Stories

The big picture: Hurricanes are slowing down, making floods worse

Flooding from Hurricane Harvey inundates roads in Port Arthur, Texas on Aug. 30, 2017.
Flooding from Hurricane Harvey inundates a roadway in Port Arthur, Texas, on Aug. 30, 2017. Photo by Marcus Yam/Los Angeles Times via Getty Images

Last year, Hurricane Harvey dumped more than 5 feet of rain on the Houston area in just a few days making it the heaviest rainstorm the U.S. has ever recorded. Now, a new study shows that multiple factors, each of them climate change-related, are raising the risk of similar, meandering hurricanes in the U.S. and other parts of the globe.

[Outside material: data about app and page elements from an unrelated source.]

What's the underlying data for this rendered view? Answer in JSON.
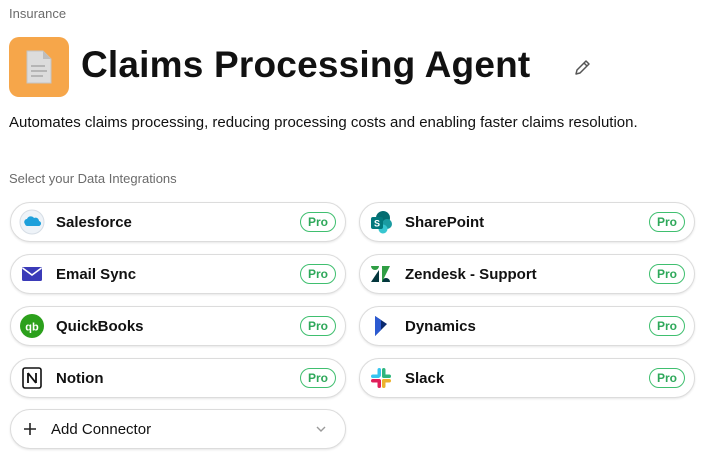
{
  "header": {
    "category": "Insurance",
    "title": "Claims Processing Agent",
    "description": "Automates claims processing, reducing processing costs and enabling faster claims resolution."
  },
  "integrations": {
    "section_label": "Select your Data Integrations",
    "badge_label": "Pro",
    "items": [
      {
        "name": "Salesforce",
        "icon": "salesforce-icon"
      },
      {
        "name": "SharePoint",
        "icon": "sharepoint-icon"
      },
      {
        "name": "Email Sync",
        "icon": "email-icon"
      },
      {
        "name": "Zendesk - Support",
        "icon": "zendesk-icon"
      },
      {
        "name": "QuickBooks",
        "icon": "quickbooks-icon"
      },
      {
        "name": "Dynamics",
        "icon": "dynamics-icon"
      },
      {
        "name": "Notion",
        "icon": "notion-icon"
      },
      {
        "name": "Slack",
        "icon": "slack-icon"
      }
    ],
    "add_connector_label": "Add Connector"
  },
  "colors": {
    "app_icon_bg": "#f6a64a",
    "pro_badge": "#3fbf6f",
    "salesforce": "#1ea0db",
    "sharepoint": "#036c70",
    "email": "#3b3bb8",
    "zendesk": "#03363d",
    "quickbooks": "#2ca01c",
    "dynamics": "#0b2a6e"
  }
}
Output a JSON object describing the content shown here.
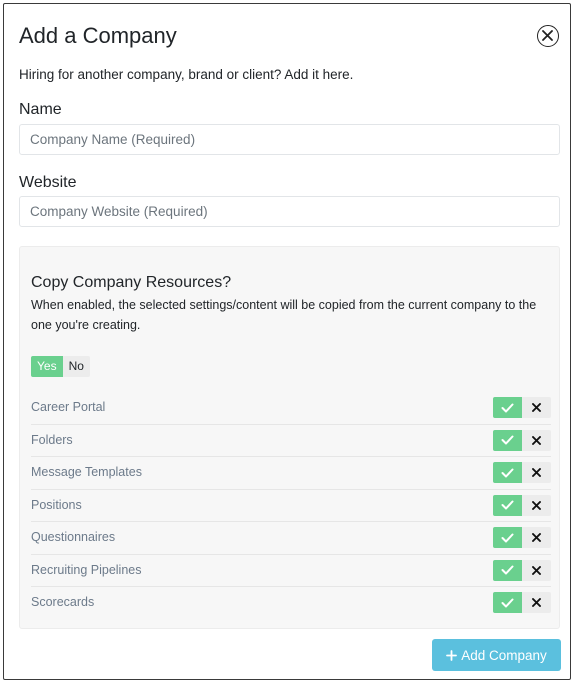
{
  "modal": {
    "title": "Add a Company",
    "subtitle": "Hiring for another company, brand or client? Add it here."
  },
  "form": {
    "name_label": "Name",
    "name_placeholder": "Company Name (Required)",
    "website_label": "Website",
    "website_placeholder": "Company Website (Required)"
  },
  "copy_panel": {
    "title": "Copy Company Resources?",
    "description": "When enabled, the selected settings/content will be copied from the current company to the one you're creating.",
    "toggle_yes": "Yes",
    "toggle_no": "No",
    "toggle_selected": "Yes",
    "resources": [
      {
        "label": "Career Portal",
        "selected": true
      },
      {
        "label": "Folders",
        "selected": true
      },
      {
        "label": "Message Templates",
        "selected": true
      },
      {
        "label": "Positions",
        "selected": true
      },
      {
        "label": "Questionnaires",
        "selected": true
      },
      {
        "label": "Recruiting Pipelines",
        "selected": true
      },
      {
        "label": "Scorecards",
        "selected": true
      }
    ]
  },
  "footer": {
    "add_button_label": "Add Company"
  },
  "colors": {
    "accent_green": "#6ad08e",
    "button_blue": "#5bc0de"
  },
  "icons": {
    "close": "close-circle-icon",
    "check": "check-icon",
    "x": "x-icon",
    "plus": "plus-icon"
  }
}
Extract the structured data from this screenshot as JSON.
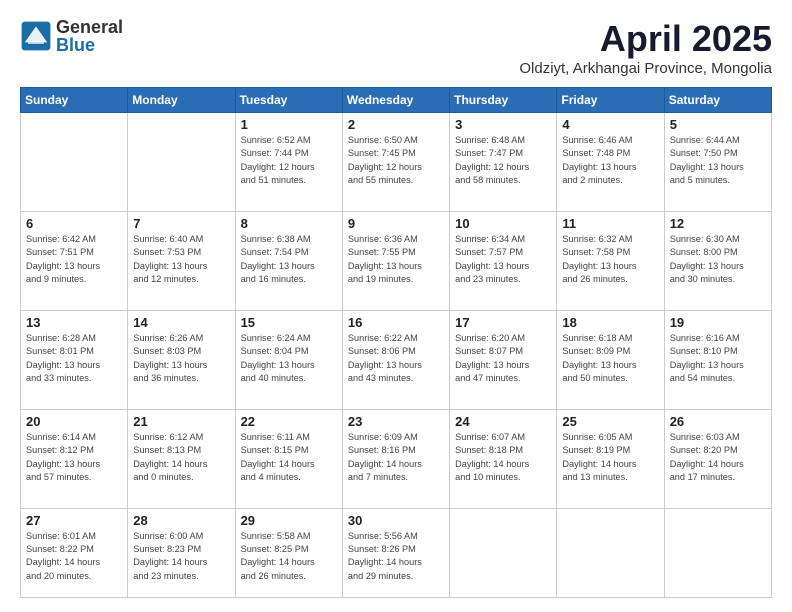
{
  "logo": {
    "general": "General",
    "blue": "Blue"
  },
  "header": {
    "title": "April 2025",
    "subtitle": "Oldziyt, Arkhangai Province, Mongolia"
  },
  "weekdays": [
    "Sunday",
    "Monday",
    "Tuesday",
    "Wednesday",
    "Thursday",
    "Friday",
    "Saturday"
  ],
  "weeks": [
    [
      {
        "day": "",
        "info": ""
      },
      {
        "day": "",
        "info": ""
      },
      {
        "day": "1",
        "info": "Sunrise: 6:52 AM\nSunset: 7:44 PM\nDaylight: 12 hours\nand 51 minutes."
      },
      {
        "day": "2",
        "info": "Sunrise: 6:50 AM\nSunset: 7:45 PM\nDaylight: 12 hours\nand 55 minutes."
      },
      {
        "day": "3",
        "info": "Sunrise: 6:48 AM\nSunset: 7:47 PM\nDaylight: 12 hours\nand 58 minutes."
      },
      {
        "day": "4",
        "info": "Sunrise: 6:46 AM\nSunset: 7:48 PM\nDaylight: 13 hours\nand 2 minutes."
      },
      {
        "day": "5",
        "info": "Sunrise: 6:44 AM\nSunset: 7:50 PM\nDaylight: 13 hours\nand 5 minutes."
      }
    ],
    [
      {
        "day": "6",
        "info": "Sunrise: 6:42 AM\nSunset: 7:51 PM\nDaylight: 13 hours\nand 9 minutes."
      },
      {
        "day": "7",
        "info": "Sunrise: 6:40 AM\nSunset: 7:53 PM\nDaylight: 13 hours\nand 12 minutes."
      },
      {
        "day": "8",
        "info": "Sunrise: 6:38 AM\nSunset: 7:54 PM\nDaylight: 13 hours\nand 16 minutes."
      },
      {
        "day": "9",
        "info": "Sunrise: 6:36 AM\nSunset: 7:55 PM\nDaylight: 13 hours\nand 19 minutes."
      },
      {
        "day": "10",
        "info": "Sunrise: 6:34 AM\nSunset: 7:57 PM\nDaylight: 13 hours\nand 23 minutes."
      },
      {
        "day": "11",
        "info": "Sunrise: 6:32 AM\nSunset: 7:58 PM\nDaylight: 13 hours\nand 26 minutes."
      },
      {
        "day": "12",
        "info": "Sunrise: 6:30 AM\nSunset: 8:00 PM\nDaylight: 13 hours\nand 30 minutes."
      }
    ],
    [
      {
        "day": "13",
        "info": "Sunrise: 6:28 AM\nSunset: 8:01 PM\nDaylight: 13 hours\nand 33 minutes."
      },
      {
        "day": "14",
        "info": "Sunrise: 6:26 AM\nSunset: 8:03 PM\nDaylight: 13 hours\nand 36 minutes."
      },
      {
        "day": "15",
        "info": "Sunrise: 6:24 AM\nSunset: 8:04 PM\nDaylight: 13 hours\nand 40 minutes."
      },
      {
        "day": "16",
        "info": "Sunrise: 6:22 AM\nSunset: 8:06 PM\nDaylight: 13 hours\nand 43 minutes."
      },
      {
        "day": "17",
        "info": "Sunrise: 6:20 AM\nSunset: 8:07 PM\nDaylight: 13 hours\nand 47 minutes."
      },
      {
        "day": "18",
        "info": "Sunrise: 6:18 AM\nSunset: 8:09 PM\nDaylight: 13 hours\nand 50 minutes."
      },
      {
        "day": "19",
        "info": "Sunrise: 6:16 AM\nSunset: 8:10 PM\nDaylight: 13 hours\nand 54 minutes."
      }
    ],
    [
      {
        "day": "20",
        "info": "Sunrise: 6:14 AM\nSunset: 8:12 PM\nDaylight: 13 hours\nand 57 minutes."
      },
      {
        "day": "21",
        "info": "Sunrise: 6:12 AM\nSunset: 8:13 PM\nDaylight: 14 hours\nand 0 minutes."
      },
      {
        "day": "22",
        "info": "Sunrise: 6:11 AM\nSunset: 8:15 PM\nDaylight: 14 hours\nand 4 minutes."
      },
      {
        "day": "23",
        "info": "Sunrise: 6:09 AM\nSunset: 8:16 PM\nDaylight: 14 hours\nand 7 minutes."
      },
      {
        "day": "24",
        "info": "Sunrise: 6:07 AM\nSunset: 8:18 PM\nDaylight: 14 hours\nand 10 minutes."
      },
      {
        "day": "25",
        "info": "Sunrise: 6:05 AM\nSunset: 8:19 PM\nDaylight: 14 hours\nand 13 minutes."
      },
      {
        "day": "26",
        "info": "Sunrise: 6:03 AM\nSunset: 8:20 PM\nDaylight: 14 hours\nand 17 minutes."
      }
    ],
    [
      {
        "day": "27",
        "info": "Sunrise: 6:01 AM\nSunset: 8:22 PM\nDaylight: 14 hours\nand 20 minutes."
      },
      {
        "day": "28",
        "info": "Sunrise: 6:00 AM\nSunset: 8:23 PM\nDaylight: 14 hours\nand 23 minutes."
      },
      {
        "day": "29",
        "info": "Sunrise: 5:58 AM\nSunset: 8:25 PM\nDaylight: 14 hours\nand 26 minutes."
      },
      {
        "day": "30",
        "info": "Sunrise: 5:56 AM\nSunset: 8:26 PM\nDaylight: 14 hours\nand 29 minutes."
      },
      {
        "day": "",
        "info": ""
      },
      {
        "day": "",
        "info": ""
      },
      {
        "day": "",
        "info": ""
      }
    ]
  ]
}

Why this matters: Hurricanes are nature's most powerful and destructive storms, inflicting billions in damage each year. In the U.S., inland flooding, not coastal storm surge, is now their deadliest threat, and new data suggests this problem is going to get worse as the climate continues to warm.